DCF’s contract award in Broward last March prompted a bid protest from a competing group that claimed the contract had been illegally steered to Butterworth’s group by unnamed state officials. The protest was dismissed, but the corruption allegations were not investigated.
JUDGES’ NAMES MADE AN IMPRESSION
Records show the judges’ presence on the board impressed DCF’s negotiators. Shortly before the contract was awarded last March, negotiators cited the judges as a reason to look favorably on Broward Behavioral’s bid, a review of audio recordings show.
BrowardBulldog.org reported last week that a silent investor in Concordia, Broward Behavioral’s profit-seeking partner, is a deep-pocketed political insider who has given heavily to Gov. Rick Scott’s campaigns.
On Jan. 25, while DCF’s Broward procurement was pending, Concordia shareholder Miguel B. Fernandez gave $125,000 to Let’s Get to Work, an organization raising money for Scott’s 2014 re-election campaign.
Fernandez, a wealthy Coral Gables healthcare entrepreneur, and one of his companies, MBF Family Investments, together have contributed $625,000 to Let’s Get to Work since September 2010, records show.
JUDGES AND ETHICS
The connection of big campaign money to the Broward managing entity contract is particularly problematic for judges who are generally supposed to steer clear of political influence.
But there was another problem.
The June 11 ethics opinion that held judges should not serve on the boards of private, not-for-profit corporations that – like Broward Behavioral – are organized to administer tens of millions of dollars in DCF funds.
A judge in Palm Beach County had sought the opinion from a Florida Supreme Court committee that advises judges so they can steer clear of trouble.
“Of particular concern in the present case is the nature of the managing entity.
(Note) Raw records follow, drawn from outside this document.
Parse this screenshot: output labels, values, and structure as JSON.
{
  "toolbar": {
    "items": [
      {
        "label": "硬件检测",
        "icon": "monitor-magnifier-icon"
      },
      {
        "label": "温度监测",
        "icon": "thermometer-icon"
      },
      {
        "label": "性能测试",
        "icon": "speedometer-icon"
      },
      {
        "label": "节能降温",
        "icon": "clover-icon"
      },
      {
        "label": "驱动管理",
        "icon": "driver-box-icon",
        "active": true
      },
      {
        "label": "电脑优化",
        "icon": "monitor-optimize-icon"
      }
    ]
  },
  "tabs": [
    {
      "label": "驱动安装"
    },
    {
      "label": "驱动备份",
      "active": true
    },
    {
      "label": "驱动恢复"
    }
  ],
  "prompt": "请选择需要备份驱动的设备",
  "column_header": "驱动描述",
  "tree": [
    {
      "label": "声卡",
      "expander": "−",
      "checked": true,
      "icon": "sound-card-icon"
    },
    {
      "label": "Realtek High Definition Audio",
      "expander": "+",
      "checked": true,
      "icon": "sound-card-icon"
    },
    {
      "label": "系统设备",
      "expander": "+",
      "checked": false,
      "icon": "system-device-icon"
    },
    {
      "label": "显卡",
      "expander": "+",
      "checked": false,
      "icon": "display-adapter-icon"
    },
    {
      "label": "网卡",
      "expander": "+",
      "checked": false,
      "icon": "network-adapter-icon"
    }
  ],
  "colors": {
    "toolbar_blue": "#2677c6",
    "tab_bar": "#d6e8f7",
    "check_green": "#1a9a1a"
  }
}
Viewed one way, the managing entity is a stand-in for an agency of the executive branch,” the opinion says. Judges who serve on such boards “could be said to be involved in the granting of governmental funds and overseeing their use.”
The opinion cited another concern: that judges who serve on such boards could be perceived as conduits or agents for vendors like Concordia.
“Whether or not the (unidentified vendor) is itself a corporation not for profit, a judge should take care not to lend the prestige of judicial office to advance its interests,” the opinion says.
Judges May, Towbin-Singer and Beach served on Broward Behavioral’s board for months after the ruling. In September, records show, then-Judge Beach even participated with Butterworth in a contract negotiation session with DCF.
Judge Wren was not identified to DCF as a board member until Oct. 1.
BUTTERWORTH WANTS A BETTER ANSWER
Butterworth, a politically connected Democrat and former judge and sheriff, discussed the ethics ruling during an Oct. 9 negotiation session. He said Broward Behavioral’s judges had “been advised they don’t have to resign at this time” and that “every judge to the best of my knowledge” would continue to serve.
The state’s former top attorney also declared that he wanted to go back to the ethics committee with a reframed question in search of a better answer.
“We are attempting to work on an appropriate question to ask the committee and we hope we get a different response,” Butterworth told the DCF negotiators.
By last Thursday, however, the status of at least some of the judges had changed.
Hollywood attorney Larry Davis, a Broward Behavioral board member, informed the DCF negotiators that it was now decided the judges “can’t serve at this point” and that a search was on for replacements.
In an interview Friday, board member and County Commissioner Lois Wexler said that Judges Towbin-Singer, Beach and Wren had stepped down from Behavioral’s board.
Judge May, however, remained on the board. Earlier in the month, Butterworth had told DCF that the Fourth District Court of Appeal “is not covered by the advisory opinion,” but did not explain why.
On Monday, May arrived at Butterworth’s Fort Lauderdale law office about 15 minutes before the meeting and went to his office.
She expressed concern about “the negativity that’s around her participation” on the board, said Wexler.
Shortly after that, the judge resigned.